• **Task to carry out**
Would you repeat each line below precisely as it stands?

***** Given data *****

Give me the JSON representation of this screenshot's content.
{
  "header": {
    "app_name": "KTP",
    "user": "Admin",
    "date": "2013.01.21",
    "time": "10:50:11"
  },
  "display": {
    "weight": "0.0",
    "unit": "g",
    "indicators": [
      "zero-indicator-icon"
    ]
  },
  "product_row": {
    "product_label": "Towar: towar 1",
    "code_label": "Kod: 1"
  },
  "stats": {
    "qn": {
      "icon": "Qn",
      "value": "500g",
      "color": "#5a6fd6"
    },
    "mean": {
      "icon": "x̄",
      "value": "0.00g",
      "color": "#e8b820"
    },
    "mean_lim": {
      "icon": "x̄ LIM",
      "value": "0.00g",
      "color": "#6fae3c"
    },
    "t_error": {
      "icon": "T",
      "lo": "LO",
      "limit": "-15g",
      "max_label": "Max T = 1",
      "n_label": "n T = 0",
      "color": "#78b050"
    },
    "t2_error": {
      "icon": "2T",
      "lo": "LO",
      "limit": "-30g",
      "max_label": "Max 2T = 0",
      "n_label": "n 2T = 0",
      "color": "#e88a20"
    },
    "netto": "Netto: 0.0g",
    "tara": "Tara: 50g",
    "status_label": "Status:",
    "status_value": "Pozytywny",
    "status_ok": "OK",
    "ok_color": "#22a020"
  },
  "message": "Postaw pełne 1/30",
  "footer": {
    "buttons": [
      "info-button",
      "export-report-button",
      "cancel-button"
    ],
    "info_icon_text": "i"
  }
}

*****

• **Answer to this exercise**
Give me the JSON representation of this screenshot's content.
{
  "header": {
    "app_name": "KTP",
    "user": "Admin",
    "date": "2013.01.21",
    "time": "10:50:11"
  },
  "display": {
    "weight": "0.0",
    "unit": "g",
    "indicators": [
      "zero-indicator-icon"
    ]
  },
  "product_row": {
    "product_label": "Towar: towar 1",
    "code_label": "Kod: 1"
  },
  "stats": {
    "qn": {
      "icon": "Qn",
      "value": "500g",
      "color": "#5a6fd6"
    },
    "mean": {
      "icon": "x̄",
      "value": "0.00g",
      "color": "#e8b820"
    },
    "mean_lim": {
      "icon": "x̄ LIM",
      "value": "0.00g",
      "color": "#6fae3c"
    },
    "t_error": {
      "icon": "T",
      "lo": "LO",
      "limit": "-15g",
      "max_label": "Max T = 1",
      "n_label": "n T = 0",
      "color": "#78b050"
    },
    "t2_error": {
      "icon": "2T",
      "lo": "LO",
      "limit": "-30g",
      "max_label": "Max 2T = 0",
      "n_label": "n 2T = 0",
      "color": "#e88a20"
    },
    "netto": "Netto: 0.0g",
    "tara": "Tara: 50g",
    "status_label": "Status:",
    "status_value": "Pozytywny",
    "status_ok": "OK",
    "ok_color": "#22a020"
  },
  "message": "Postaw pełne 1/30",
  "footer": {
    "buttons": [
      "info-button",
      "export-report-button",
      "cancel-button"
    ],
    "info_icon_text": "i"
  }
}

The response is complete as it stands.